'INTRODUCTION PART 1: Deconstruction1. Why Feel, Why Now?This chapter focuses on the impetus behind the book, asking the reader to recall the sensation of controlling a virtual avatar and talking about why feel is so important (and why it is often overlooked.)2. The Grand Scheme of Game DesignThis chapter assigns feel a place in the larger realm of game design, defining its scope and boundaries, talking about how it fits into creating the Ultimate Game Experience of life-enriching flow and empowerment. Using diagrams and research derived from Maslow?s Pyramid of Wants and Will Wright?s concept of Granularity, feel is identified as one of the atomic units of game construction, one of the most basic building blocks of interactivity. 3. Games that don't Feature Virtual Sensation There are som
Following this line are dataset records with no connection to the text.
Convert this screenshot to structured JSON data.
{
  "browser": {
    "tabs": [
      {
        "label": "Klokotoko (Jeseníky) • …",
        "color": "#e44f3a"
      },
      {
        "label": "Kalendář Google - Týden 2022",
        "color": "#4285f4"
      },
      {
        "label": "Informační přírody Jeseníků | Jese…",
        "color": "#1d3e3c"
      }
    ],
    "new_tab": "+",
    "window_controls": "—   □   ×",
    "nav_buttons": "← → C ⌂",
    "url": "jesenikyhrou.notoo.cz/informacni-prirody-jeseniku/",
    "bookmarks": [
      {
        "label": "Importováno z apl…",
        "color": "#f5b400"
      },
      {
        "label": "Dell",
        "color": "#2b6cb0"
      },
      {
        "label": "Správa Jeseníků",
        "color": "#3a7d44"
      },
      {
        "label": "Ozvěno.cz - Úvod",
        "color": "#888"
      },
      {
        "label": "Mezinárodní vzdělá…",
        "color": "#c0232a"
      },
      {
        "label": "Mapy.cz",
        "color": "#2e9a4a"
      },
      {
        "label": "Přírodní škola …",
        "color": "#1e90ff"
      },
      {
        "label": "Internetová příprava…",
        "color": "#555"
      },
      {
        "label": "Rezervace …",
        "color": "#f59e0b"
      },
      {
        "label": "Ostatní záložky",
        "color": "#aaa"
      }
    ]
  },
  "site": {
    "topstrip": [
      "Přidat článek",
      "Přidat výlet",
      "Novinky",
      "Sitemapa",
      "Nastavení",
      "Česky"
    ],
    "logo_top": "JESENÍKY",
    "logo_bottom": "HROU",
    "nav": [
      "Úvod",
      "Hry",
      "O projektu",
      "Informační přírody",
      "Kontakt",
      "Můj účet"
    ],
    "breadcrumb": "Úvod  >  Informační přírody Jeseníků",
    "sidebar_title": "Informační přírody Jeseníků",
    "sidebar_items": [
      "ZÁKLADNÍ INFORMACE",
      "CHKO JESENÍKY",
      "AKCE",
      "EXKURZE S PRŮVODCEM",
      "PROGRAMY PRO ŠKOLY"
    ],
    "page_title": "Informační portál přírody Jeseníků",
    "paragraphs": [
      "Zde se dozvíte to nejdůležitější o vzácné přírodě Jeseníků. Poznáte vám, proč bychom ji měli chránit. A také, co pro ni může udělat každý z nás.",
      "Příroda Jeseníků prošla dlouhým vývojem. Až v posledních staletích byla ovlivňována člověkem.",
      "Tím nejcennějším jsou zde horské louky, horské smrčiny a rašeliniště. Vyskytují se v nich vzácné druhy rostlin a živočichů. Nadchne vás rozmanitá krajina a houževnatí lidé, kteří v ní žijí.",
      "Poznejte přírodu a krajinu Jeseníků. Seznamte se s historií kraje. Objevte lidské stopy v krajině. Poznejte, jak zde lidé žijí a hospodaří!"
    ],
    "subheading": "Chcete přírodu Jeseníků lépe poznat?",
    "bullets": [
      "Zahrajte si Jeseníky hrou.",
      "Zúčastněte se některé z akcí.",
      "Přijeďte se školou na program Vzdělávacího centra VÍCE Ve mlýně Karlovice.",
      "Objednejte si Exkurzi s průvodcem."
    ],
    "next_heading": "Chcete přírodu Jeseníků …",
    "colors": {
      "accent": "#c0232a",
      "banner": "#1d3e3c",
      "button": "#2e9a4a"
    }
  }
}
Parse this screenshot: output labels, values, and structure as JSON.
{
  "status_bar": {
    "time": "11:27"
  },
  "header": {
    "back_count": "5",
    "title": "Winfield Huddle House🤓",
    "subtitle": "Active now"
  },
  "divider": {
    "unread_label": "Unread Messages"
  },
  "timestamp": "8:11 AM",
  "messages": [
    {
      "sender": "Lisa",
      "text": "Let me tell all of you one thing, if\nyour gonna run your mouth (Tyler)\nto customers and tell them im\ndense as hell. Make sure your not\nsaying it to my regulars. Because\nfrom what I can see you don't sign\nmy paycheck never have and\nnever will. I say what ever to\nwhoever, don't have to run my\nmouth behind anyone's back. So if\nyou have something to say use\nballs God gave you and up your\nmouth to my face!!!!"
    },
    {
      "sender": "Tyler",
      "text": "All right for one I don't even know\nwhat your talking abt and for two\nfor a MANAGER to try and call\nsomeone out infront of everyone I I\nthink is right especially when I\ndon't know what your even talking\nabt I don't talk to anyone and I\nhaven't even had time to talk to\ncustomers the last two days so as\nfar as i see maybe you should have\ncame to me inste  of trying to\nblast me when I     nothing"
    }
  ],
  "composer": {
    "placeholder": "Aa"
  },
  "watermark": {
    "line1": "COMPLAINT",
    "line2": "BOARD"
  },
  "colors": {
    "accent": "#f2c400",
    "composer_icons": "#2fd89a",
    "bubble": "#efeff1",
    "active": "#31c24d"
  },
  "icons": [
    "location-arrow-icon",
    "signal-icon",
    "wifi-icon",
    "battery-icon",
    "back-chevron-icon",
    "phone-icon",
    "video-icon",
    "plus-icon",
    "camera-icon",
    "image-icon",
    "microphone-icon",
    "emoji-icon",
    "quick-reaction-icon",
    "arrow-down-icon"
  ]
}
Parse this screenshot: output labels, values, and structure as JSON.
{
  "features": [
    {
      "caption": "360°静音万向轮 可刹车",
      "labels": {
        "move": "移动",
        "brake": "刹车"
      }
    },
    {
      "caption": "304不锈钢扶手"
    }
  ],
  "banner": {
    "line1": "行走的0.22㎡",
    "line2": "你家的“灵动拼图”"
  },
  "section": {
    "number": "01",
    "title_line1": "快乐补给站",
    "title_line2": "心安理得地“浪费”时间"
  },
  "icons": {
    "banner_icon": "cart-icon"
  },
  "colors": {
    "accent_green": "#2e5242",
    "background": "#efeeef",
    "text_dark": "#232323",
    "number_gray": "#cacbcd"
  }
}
Game designers and developers.
Secondary: students of game design.
The following game design luminaries have promised quotes:Jonathan Blow, Company: Number-None, Game: BraidMatthew Wegner, Development Director, Flashbang Studios, LLC, Games: Sealab 2021 Sweet MayhemAubrey Hesselgren, Game Designer, Amorphous, Games: Hoop World, Unannounced XBLA gameDerek Yu, Artist, Game Designer, Bit Blot, Games: Aquaria, I'm O.K. Alec Holowka, Programmer, Game Designer, Bit Blot, Games: Aquaria Katherine Isbister, Associate Professor, Rensselaer Polytech (RPI), Morgan Kaufmann game author.